France is currently at around 30,000 daily infections, according to official figures. The virus has exploded across the territory, with Sunday October 25th recording a new record of over 52,000 positive Covid-19 infections in a day.
In the last week of October hospitals were admitting over 2,000 new Covid-19 patients every day, up from 650 on September 30th, and intensive care wards in several parts of the countries are in danger of being overwhelmed. The president said Covid-19 patients now occupied over half of the national intensive care capacity.
“If we did nothing… within a few months we would have at least 400,000 additional deaths,” Macron said.
While it seems like the country mostly supports taking stricter measures, they don't necessarily agree on the timeline set by the government.

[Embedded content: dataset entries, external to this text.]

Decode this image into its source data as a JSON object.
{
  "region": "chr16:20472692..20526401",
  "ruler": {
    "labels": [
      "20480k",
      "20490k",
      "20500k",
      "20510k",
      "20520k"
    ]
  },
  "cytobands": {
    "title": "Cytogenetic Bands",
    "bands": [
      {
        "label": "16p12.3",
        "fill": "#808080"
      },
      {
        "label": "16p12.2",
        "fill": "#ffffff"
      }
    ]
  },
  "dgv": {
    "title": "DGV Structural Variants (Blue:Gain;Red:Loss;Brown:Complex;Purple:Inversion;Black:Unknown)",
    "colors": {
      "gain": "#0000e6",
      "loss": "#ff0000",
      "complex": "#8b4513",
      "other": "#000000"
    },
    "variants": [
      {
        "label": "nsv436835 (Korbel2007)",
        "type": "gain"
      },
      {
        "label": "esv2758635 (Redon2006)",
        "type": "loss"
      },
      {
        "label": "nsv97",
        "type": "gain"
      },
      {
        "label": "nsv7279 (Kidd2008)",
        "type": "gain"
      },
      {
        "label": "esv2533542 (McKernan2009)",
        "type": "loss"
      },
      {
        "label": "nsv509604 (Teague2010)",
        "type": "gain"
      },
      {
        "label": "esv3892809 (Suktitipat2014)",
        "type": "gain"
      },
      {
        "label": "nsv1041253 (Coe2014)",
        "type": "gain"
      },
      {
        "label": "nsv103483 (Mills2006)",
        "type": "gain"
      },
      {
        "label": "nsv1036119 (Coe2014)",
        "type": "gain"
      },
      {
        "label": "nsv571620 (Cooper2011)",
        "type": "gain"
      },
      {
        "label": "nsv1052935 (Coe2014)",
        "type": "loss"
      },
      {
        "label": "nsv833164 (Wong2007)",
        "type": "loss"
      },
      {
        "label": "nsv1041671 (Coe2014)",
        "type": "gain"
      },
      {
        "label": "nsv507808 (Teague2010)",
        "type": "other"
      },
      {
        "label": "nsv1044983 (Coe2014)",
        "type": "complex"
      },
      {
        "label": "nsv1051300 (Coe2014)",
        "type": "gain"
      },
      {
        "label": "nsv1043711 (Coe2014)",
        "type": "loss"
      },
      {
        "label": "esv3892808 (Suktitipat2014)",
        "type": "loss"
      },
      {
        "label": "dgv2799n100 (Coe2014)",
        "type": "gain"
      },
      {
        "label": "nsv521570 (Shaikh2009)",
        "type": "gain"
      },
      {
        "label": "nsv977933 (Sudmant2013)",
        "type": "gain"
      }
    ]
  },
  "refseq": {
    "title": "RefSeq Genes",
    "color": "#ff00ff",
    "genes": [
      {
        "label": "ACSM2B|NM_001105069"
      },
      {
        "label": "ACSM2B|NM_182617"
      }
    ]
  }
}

Epidemiologist Dominique Costagliola told French radio RTL that “four weeks might be too short”. Five thousand daily infections will be the signal for “when to lift the lockdown”, she said.
And the French seem to be skeptical too, having drawn lessons from the first lockdown, which lasted much longer than initially planned.
Of those responding to the LCI poll, 80 percent – eight out of 10 – said they expected that the lockdown would go on for longer than December 1st.
Many Parisians said they were hoping to flee to country homes or other havens to ride out the lockdown – the national traffic agency reported unusually large traffic jams in the capital Wednesday evening, just before Macron spoke.
Others were resigned to long hours stuck at home.
“I just bought some incredibly expensive 'zen' candles to feel better when I come home,” Mehdi Lacheb, a 34-year-old pharmacist, told AFP.
“So I can forget the little twinge of sorrow when we'll again see all these sad streets, empty, and no more terraces,” he said.